_Directions for this task:_ Please copy out every line in the entries that includes the word "author".

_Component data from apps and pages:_
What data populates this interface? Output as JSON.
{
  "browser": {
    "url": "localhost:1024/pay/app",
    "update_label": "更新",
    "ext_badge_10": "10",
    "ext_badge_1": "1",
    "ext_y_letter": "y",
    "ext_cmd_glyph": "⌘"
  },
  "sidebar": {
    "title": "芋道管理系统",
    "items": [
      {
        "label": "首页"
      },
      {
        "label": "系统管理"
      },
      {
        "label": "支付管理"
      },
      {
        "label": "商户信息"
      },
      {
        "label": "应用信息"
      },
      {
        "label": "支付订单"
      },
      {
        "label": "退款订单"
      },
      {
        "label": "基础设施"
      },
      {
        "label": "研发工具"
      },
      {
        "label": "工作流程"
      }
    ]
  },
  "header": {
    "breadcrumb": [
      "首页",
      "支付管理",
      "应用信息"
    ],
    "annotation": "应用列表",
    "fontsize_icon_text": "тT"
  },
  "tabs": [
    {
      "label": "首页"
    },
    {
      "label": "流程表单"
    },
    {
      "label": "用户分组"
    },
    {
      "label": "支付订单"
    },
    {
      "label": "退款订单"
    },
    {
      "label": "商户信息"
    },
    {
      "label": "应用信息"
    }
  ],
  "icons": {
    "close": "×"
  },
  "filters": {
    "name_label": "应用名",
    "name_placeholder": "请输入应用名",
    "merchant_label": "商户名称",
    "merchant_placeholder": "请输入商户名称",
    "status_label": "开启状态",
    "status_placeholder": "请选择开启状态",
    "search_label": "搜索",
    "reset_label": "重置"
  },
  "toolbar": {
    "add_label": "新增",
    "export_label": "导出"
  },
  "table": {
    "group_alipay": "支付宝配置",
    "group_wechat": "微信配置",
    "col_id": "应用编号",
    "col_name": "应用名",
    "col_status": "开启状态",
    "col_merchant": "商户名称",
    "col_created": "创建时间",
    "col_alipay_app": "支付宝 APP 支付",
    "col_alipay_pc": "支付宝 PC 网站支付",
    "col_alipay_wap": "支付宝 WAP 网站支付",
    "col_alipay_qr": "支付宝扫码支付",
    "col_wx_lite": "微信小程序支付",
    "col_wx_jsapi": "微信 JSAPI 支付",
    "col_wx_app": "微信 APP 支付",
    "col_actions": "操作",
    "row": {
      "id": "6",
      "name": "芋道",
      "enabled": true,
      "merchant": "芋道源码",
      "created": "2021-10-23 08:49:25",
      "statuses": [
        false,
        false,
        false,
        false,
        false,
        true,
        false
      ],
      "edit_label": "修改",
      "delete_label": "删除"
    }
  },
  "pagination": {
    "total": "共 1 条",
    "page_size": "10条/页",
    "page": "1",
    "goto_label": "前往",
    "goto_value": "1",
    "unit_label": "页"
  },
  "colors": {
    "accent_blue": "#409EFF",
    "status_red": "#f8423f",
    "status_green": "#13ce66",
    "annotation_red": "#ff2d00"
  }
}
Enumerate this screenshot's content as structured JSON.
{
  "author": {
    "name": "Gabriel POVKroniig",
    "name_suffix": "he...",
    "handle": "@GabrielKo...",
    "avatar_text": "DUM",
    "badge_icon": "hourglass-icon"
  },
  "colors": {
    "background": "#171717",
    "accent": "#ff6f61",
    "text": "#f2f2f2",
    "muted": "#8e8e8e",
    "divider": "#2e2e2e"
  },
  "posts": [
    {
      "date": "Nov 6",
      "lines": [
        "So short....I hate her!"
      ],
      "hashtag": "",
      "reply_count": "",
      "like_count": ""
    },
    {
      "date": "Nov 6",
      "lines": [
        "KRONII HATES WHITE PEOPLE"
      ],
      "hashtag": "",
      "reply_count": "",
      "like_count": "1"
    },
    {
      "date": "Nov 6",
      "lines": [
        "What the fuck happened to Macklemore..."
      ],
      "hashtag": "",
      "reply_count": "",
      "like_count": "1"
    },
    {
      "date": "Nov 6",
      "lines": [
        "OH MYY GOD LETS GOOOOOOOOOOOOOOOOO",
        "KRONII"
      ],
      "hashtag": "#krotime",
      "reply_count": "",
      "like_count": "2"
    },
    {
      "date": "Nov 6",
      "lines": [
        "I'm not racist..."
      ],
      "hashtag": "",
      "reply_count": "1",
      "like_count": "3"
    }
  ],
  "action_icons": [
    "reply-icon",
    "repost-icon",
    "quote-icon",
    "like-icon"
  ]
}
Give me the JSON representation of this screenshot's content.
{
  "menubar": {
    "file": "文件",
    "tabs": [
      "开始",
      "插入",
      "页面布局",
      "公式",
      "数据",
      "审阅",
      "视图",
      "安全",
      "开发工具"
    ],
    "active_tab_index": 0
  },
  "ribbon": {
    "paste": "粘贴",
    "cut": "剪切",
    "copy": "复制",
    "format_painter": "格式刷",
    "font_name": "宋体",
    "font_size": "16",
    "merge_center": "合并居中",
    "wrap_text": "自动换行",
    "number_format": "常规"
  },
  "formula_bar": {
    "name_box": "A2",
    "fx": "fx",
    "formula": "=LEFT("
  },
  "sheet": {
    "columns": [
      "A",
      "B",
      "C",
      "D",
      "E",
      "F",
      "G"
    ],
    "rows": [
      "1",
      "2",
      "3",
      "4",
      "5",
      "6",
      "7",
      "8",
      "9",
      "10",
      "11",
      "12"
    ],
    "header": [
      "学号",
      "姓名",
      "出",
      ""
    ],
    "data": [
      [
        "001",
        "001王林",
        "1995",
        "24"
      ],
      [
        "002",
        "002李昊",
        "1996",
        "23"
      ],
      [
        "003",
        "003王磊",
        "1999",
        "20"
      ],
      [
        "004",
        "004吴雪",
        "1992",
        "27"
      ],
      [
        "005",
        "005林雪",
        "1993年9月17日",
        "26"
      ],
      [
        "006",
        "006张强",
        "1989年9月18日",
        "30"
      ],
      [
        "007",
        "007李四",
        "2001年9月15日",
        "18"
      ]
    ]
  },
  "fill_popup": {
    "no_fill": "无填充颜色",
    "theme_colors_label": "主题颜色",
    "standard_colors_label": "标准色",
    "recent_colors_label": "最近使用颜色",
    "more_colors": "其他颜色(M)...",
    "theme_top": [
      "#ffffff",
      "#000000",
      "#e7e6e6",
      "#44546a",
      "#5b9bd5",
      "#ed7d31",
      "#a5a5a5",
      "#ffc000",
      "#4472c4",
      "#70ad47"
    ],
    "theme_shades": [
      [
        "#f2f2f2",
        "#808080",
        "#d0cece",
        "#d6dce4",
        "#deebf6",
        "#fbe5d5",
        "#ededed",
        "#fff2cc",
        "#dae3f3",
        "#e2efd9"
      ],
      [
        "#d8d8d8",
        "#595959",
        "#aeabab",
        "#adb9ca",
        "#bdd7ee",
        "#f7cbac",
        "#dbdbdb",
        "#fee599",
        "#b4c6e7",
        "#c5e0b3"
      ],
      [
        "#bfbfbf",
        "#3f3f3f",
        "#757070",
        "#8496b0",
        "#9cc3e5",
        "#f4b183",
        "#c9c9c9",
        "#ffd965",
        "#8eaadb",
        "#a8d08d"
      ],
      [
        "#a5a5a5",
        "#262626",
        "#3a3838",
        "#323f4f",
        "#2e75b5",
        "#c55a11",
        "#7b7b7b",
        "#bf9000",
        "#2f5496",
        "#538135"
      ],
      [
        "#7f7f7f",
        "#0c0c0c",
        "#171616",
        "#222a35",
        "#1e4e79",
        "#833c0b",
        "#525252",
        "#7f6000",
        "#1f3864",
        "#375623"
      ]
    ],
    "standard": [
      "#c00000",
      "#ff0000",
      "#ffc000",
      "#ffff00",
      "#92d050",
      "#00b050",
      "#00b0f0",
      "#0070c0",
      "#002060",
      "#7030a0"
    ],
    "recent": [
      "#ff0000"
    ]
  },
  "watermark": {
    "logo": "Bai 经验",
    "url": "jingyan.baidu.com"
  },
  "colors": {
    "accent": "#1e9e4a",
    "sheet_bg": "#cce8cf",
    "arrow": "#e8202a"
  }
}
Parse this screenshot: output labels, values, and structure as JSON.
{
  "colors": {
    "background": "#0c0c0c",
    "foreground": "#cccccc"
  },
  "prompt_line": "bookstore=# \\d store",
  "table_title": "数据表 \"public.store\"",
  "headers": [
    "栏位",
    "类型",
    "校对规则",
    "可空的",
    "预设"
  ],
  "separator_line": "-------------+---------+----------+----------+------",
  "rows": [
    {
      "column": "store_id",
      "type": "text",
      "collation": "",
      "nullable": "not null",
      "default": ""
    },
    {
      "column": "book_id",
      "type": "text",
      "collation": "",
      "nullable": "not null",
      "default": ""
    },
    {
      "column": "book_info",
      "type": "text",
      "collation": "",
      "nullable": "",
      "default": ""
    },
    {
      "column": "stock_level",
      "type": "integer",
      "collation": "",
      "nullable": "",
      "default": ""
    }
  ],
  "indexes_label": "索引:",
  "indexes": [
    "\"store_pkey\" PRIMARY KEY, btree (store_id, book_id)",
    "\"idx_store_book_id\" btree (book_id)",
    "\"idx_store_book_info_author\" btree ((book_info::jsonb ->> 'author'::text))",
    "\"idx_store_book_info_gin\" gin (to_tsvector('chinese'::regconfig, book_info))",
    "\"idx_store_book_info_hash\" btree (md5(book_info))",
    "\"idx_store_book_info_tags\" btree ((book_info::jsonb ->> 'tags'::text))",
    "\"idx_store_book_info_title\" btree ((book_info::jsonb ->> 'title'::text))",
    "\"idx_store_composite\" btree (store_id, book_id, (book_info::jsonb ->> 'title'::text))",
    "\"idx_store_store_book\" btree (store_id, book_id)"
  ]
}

_Response to this task:_
  "author": {
    "\"idx_store_book_info_author\" btree ((book_info::jsonb ->> 'author'::text))",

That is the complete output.